_PROBLEM STATEMENT_. When a line in the listing below contains the word "object", return a copy of that line.

_DATASET RECORDS_.
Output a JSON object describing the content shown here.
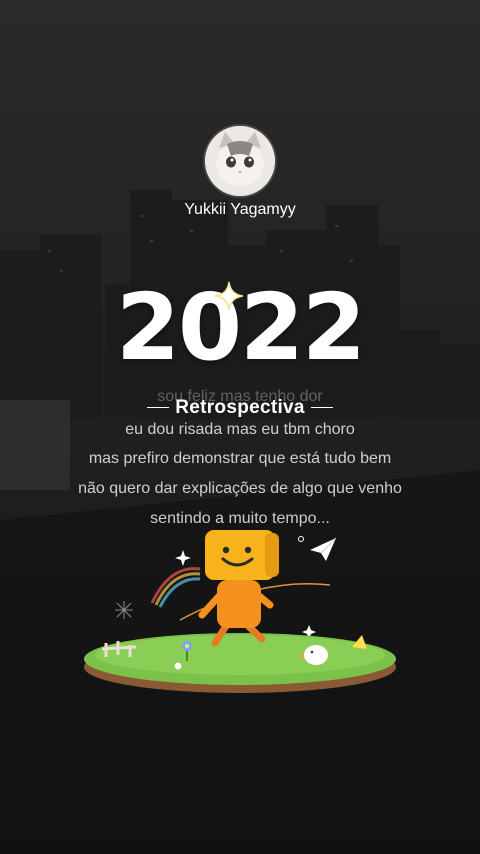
{
  "profile": {
    "username": "Yukkii Yagamyy"
  },
  "year": "2022",
  "subtitle": "Retrospectiva",
  "ghost_text": "sou feliz mas tenho dor",
  "lyrics": [
    "eu dou risada mas eu tbm choro",
    "mas prefiro demonstrar que está tudo bem",
    "não quero dar explicações de algo que venho",
    "sentindo a muito tempo..."
  ],
  "colors": {
    "background": "#1e1e1e",
    "text": "#ffffff",
    "mascot": "#f5a623",
    "grass": "#7bc24a"
  },
  "icons": [
    "sparkle-icon",
    "paper-plane-icon",
    "rainbow-icon",
    "flower-icon",
    "bird-icon"
  ]
}
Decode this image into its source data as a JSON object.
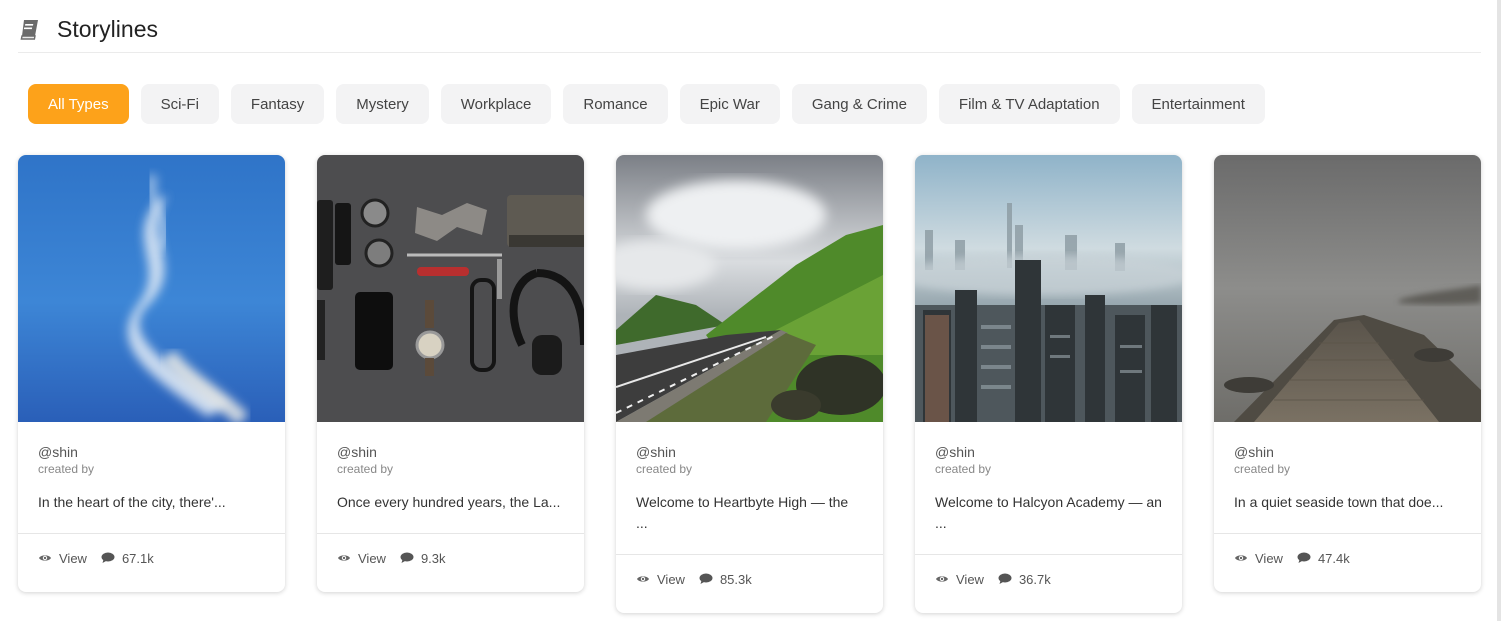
{
  "header": {
    "title": "Storylines",
    "icon": "book-icon"
  },
  "filters": [
    {
      "label": "All Types",
      "active": true
    },
    {
      "label": "Sci-Fi",
      "active": false
    },
    {
      "label": "Fantasy",
      "active": false
    },
    {
      "label": "Mystery",
      "active": false
    },
    {
      "label": "Workplace",
      "active": false
    },
    {
      "label": "Romance",
      "active": false
    },
    {
      "label": "Epic War",
      "active": false
    },
    {
      "label": "Gang & Crime",
      "active": false
    },
    {
      "label": "Film & TV Adaptation",
      "active": false
    },
    {
      "label": "Entertainment",
      "active": false
    }
  ],
  "colors": {
    "accent": "#fda21a",
    "chip_bg": "#f3f3f4"
  },
  "cards": [
    {
      "author": "@shin",
      "created_label": "created by",
      "description": "In the heart of the city, there'...",
      "view_label": "View",
      "comments": "67.1k",
      "image": "blue-sky-clouds"
    },
    {
      "author": "@shin",
      "created_label": "created by",
      "description": "Once every hundred years, the La...",
      "view_label": "View",
      "comments": "9.3k",
      "image": "flatlay-accessories"
    },
    {
      "author": "@shin",
      "created_label": "created by",
      "description": "Welcome to Heartbyte High — the ...",
      "view_label": "View",
      "comments": "85.3k",
      "image": "mountain-road"
    },
    {
      "author": "@shin",
      "created_label": "created by",
      "description": "Welcome to Halcyon Academy — an ...",
      "view_label": "View",
      "comments": "36.7k",
      "image": "city-skyline-fog"
    },
    {
      "author": "@shin",
      "created_label": "created by",
      "description": "In a quiet seaside town that doe...",
      "view_label": "View",
      "comments": "47.4k",
      "image": "foggy-pier"
    }
  ]
}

_RESULT FOR THIS TASK_.
Output a JSON object describing the content shown here.
Decode this image into its source data as a JSON object.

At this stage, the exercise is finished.